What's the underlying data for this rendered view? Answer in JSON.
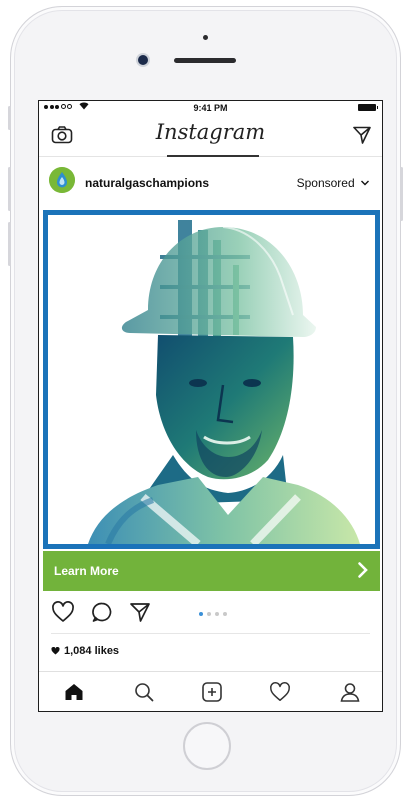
{
  "statusbar": {
    "time": "9:41 PM",
    "signal_icon": "signal-dots-icon",
    "wifi_icon": "wifi-icon",
    "battery_icon": "battery-icon"
  },
  "header": {
    "title": "Instagram",
    "left_icon": "camera-icon",
    "right_icon": "direct-send-icon"
  },
  "post": {
    "username": "naturalgaschampions",
    "sponsored_label": "Sponsored",
    "cta_label": "Learn More",
    "likes": "1,084 likes",
    "carousel_active_index": 1,
    "carousel_count": 4
  },
  "colors": {
    "cta_green": "#72b33b",
    "image_border_blue": "#1b73b9",
    "carousel_active": "#3b91d8"
  },
  "tabbar": {
    "items": [
      "home-icon",
      "search-icon",
      "add-post-icon",
      "activity-heart-icon",
      "profile-icon"
    ]
  }
}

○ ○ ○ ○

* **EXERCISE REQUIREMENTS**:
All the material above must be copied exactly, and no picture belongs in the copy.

* **ANSWER BOX**:
What's the underlying data for this rendered view? Answer in JSON.
{
  "statusbar": {
    "time": "9:41 PM",
    "signal_icon": "signal-dots-icon",
    "wifi_icon": "wifi-icon",
    "battery_icon": "battery-icon"
  },
  "header": {
    "title": "Instagram",
    "left_icon": "camera-icon",
    "right_icon": "direct-send-icon"
  },
  "post": {
    "username": "naturalgaschampions",
    "sponsored_label": "Sponsored",
    "cta_label": "Learn More",
    "likes": "1,084 likes",
    "carousel_active_index": 1,
    "carousel_count": 4
  },
  "colors": {
    "cta_green": "#72b33b",
    "image_border_blue": "#1b73b9",
    "carousel_active": "#3b91d8"
  },
  "tabbar": {
    "items": [
      "home-icon",
      "search-icon",
      "add-post-icon",
      "activity-heart-icon",
      "profile-icon"
    ]
  }
}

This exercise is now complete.